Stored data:
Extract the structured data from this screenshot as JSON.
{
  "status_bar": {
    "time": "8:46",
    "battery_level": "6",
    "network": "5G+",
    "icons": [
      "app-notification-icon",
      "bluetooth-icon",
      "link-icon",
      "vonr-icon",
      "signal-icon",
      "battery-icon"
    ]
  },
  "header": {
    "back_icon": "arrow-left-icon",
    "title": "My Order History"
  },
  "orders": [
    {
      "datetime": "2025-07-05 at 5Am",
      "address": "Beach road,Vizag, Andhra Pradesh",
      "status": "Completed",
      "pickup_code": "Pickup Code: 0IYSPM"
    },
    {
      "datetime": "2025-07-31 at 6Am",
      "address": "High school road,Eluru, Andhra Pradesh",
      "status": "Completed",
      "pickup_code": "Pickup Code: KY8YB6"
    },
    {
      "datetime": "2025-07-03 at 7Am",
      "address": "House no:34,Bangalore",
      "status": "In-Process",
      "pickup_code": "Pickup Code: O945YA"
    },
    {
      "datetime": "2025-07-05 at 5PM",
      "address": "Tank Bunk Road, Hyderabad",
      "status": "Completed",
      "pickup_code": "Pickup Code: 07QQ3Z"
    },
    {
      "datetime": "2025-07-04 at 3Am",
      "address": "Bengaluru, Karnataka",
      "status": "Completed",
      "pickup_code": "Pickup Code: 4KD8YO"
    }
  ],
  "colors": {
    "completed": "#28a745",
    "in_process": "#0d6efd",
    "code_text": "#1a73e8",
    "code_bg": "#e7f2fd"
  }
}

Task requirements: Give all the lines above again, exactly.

Completed exercise:
Extract the structured data from this screenshot as JSON.
{
  "status_bar": {
    "time": "8:46",
    "battery_level": "6",
    "network": "5G+",
    "icons": [
      "app-notification-icon",
      "bluetooth-icon",
      "link-icon",
      "vonr-icon",
      "signal-icon",
      "battery-icon"
    ]
  },
  "header": {
    "back_icon": "arrow-left-icon",
    "title": "My Order History"
  },
  "orders": [
    {
      "datetime": "2025-07-05 at 5Am",
      "address": "Beach road,Vizag, Andhra Pradesh",
      "status": "Completed",
      "pickup_code": "Pickup Code: 0IYSPM"
    },
    {
      "datetime": "2025-07-31 at 6Am",
      "address": "High school road,Eluru, Andhra Pradesh",
      "status": "Completed",
      "pickup_code": "Pickup Code: KY8YB6"
    },
    {
      "datetime": "2025-07-03 at 7Am",
      "address": "House no:34,Bangalore",
      "status": "In-Process",
      "pickup_code": "Pickup Code: O945YA"
    },
    {
      "datetime": "2025-07-05 at 5PM",
      "address": "Tank Bunk Road, Hyderabad",
      "status": "Completed",
      "pickup_code": "Pickup Code: 07QQ3Z"
    },
    {
      "datetime": "2025-07-04 at 3Am",
      "address": "Bengaluru, Karnataka",
      "status": "Completed",
      "pickup_code": "Pickup Code: 4KD8YO"
    }
  ],
  "colors": {
    "completed": "#28a745",
    "in_process": "#0d6efd",
    "code_text": "#1a73e8",
    "code_bg": "#e7f2fd"
  }
}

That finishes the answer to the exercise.